Co-led by the London School of Hygiene and Tropical Medicine (LSHTM), the centre would have other implementing institutions namely; Ashesi University, Ghana; Catholic University of West Africa (UCAO-UUB), Burkina Faso; and Laboratoired’Etudes et de Recherchesur les DynamiquesSociales et le Développement Local (LASDEL), Niger, on the project.
The Minister of Health, Kwaku Agyeman-Manu, in an address, said the research project was timely in the face of high prevalence of NCDs globally, with lower and middle-income countries being worst affected.
According to him, despite an increasing trend in NCD-related mortalities, implementation of interventions by African government had been slow and segregated.
“There are clear indications that a scientific approach by the sub-region is required to improve the health and well-being of the population,” he noted.
Mr Agyeman-Manu said the scope of the project which considers strengthening individual skills and expertise, organisational systems, networking capabilities and leadership of researchers while promoting partnership, would go a long way to support the realisation of the global NCD compact and the 2022 United Nations General Assembly (UNGA)resolution on NCDs.
The Minister added that Ghana’s newly developed policy on NCD, aligned with the international goals had an appreciable political commitment to ensure implementation and “there is the need to work collectively across sectors within the frameworks of health-in-all policies to tackle this health and developmental challenge confronting us as a country.”
The Senior Programme Manager at the NIHR, Dr Sylvia Anie said the “Global Health Research Centres” would provide a sustainable platform for high-quality applied health research in low-and low middle-income countries (LMIC) to address the burden of NCDs and improve health outcomes.
“It is time to shift the centre of gravity to LMIC-led research and this is the only grant awarded that looks at the issue in such in-depth manner,” she noted.
Professor Irene Agyepong, the Director of the Centre noted that the 15 countries of ECOWAS, like most LMICs were increasingly challenged by rising illness and deaths related to NCDs.
“This is additional to their long-standing challenges from communicable diseases such as malaria and tuberculosis.
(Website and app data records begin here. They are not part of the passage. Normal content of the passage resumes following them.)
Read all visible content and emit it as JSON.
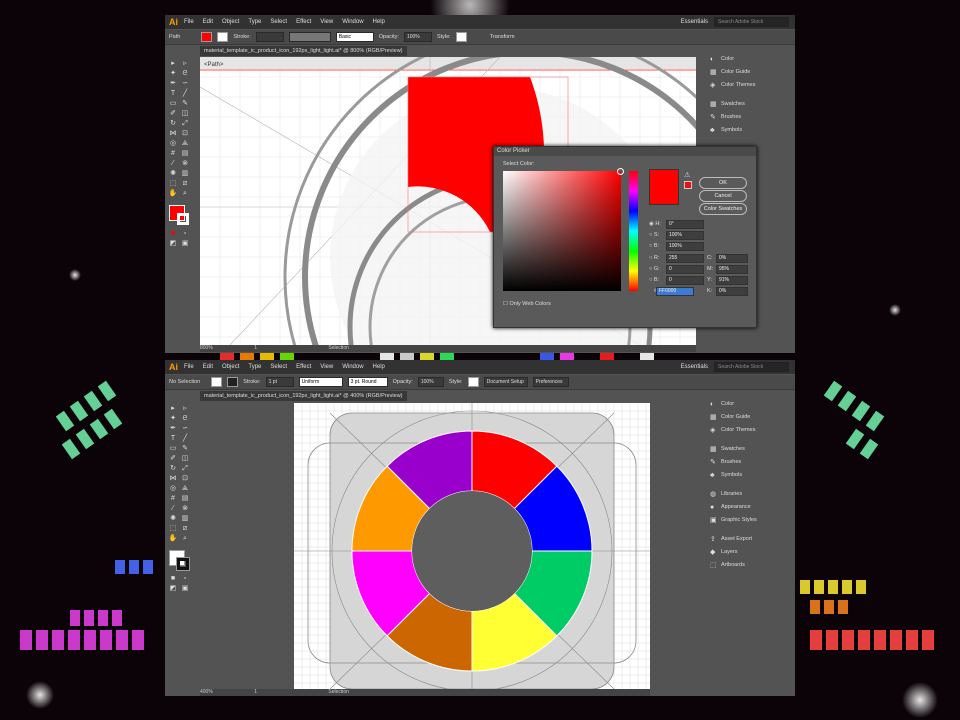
{
  "top_window": {
    "menu": [
      "File",
      "Edit",
      "Object",
      "Type",
      "Select",
      "Effect",
      "View",
      "Window",
      "Help"
    ],
    "workspace": "Essentials",
    "search_placeholder": "Search Adobe Stock",
    "control": {
      "label": "Path",
      "stroke": "Stroke:",
      "basic": "Basic",
      "opacity_label": "Opacity:",
      "opacity": "100%",
      "style": "Style:",
      "transform": "Transform"
    },
    "doc_tab": "material_template_ic_product_icon_192px_light_light.ai* @ 800% (RGB/Preview)",
    "path_crumb": "<Path>",
    "zoom": "800%",
    "page": "1",
    "status": "Selection",
    "panels": [
      "Color",
      "Color Guide",
      "Color Themes",
      "Swatches",
      "Brushes",
      "Symbols"
    ]
  },
  "color_picker": {
    "title": "Color Picker",
    "select_color": "Select Color:",
    "ok": "OK",
    "cancel": "Cancel",
    "swatches": "Color Swatches",
    "only_web": "Only Web Colors",
    "fields": {
      "H": "0°",
      "S": "100%",
      "B": "100%",
      "R": "255",
      "G": "0",
      "Bv": "0",
      "C": "0%",
      "M": "95%",
      "Y": "91%",
      "K": "0%",
      "hex": "FF0000"
    },
    "current_color": "#ff0000"
  },
  "bottom_window": {
    "menu": [
      "File",
      "Edit",
      "Object",
      "Type",
      "Select",
      "Effect",
      "View",
      "Window",
      "Help"
    ],
    "workspace": "Essentials",
    "search_placeholder": "Search Adobe Stock",
    "control": {
      "label": "No Selection",
      "stroke": "Stroke:",
      "weight": "1 pt",
      "uniform": "Uniform",
      "round": "3 pt. Round",
      "opacity_label": "Opacity:",
      "opacity": "100%",
      "style": "Style:",
      "doc_setup": "Document Setup",
      "prefs": "Preferences"
    },
    "doc_tab": "material_template_ic_product_icon_192px_light_light.ai* @ 400% (RGB/Preview)",
    "zoom": "400%",
    "page": "1",
    "status": "Selection",
    "panels": [
      "Color",
      "Color Guide",
      "Color Themes",
      "Swatches",
      "Brushes",
      "Symbols",
      "Libraries",
      "Appearance",
      "Graphic Styles",
      "Asset Export",
      "Layers",
      "Artboards"
    ]
  },
  "color_wheel": {
    "segments": [
      "#ff0000",
      "#0000ff",
      "#00cc66",
      "#ffff33",
      "#cc6600",
      "#ff00ff",
      "#ff9900",
      "#9900cc"
    ]
  }
}
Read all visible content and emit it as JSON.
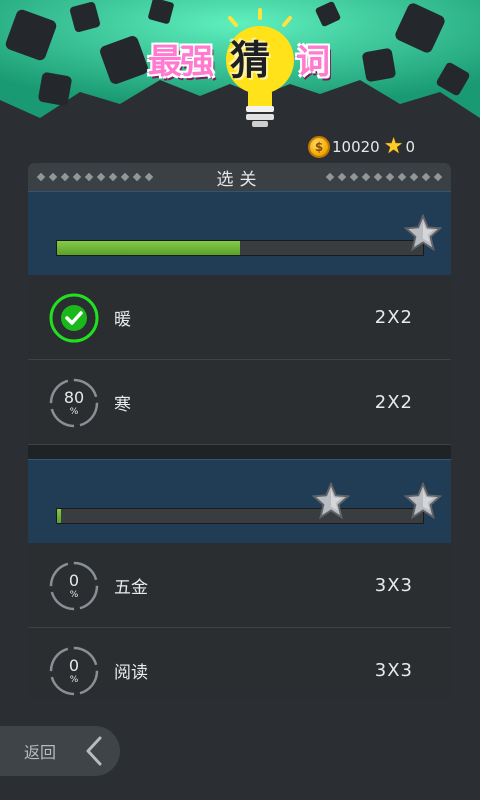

Research is at the heart of the innovation needed to address these problems, and establishing the centre is a timely and welcome effort to make a difference.”
NCDs, also known as chronic diseases, are not passed from person to person. They include heart disease, stroke, cancer, diabetes and chronic lung disease.
Across the world, NCDs kill 41 million people yearly, equivalent to 74 percent of all deaths globally.
According to the WHO, of all NCD deaths, 77 percent are in low- and middle-income countries.
Cardiovascular diseases account for most NCD deaths, or 17.9 million people annually, followed by cancers (9.3 million), chronic respiratory diseases (4.1 million), and diabetes (2.0 million including kidney disease deaths caused by diabetes).
BY ABIGAIL ANNOH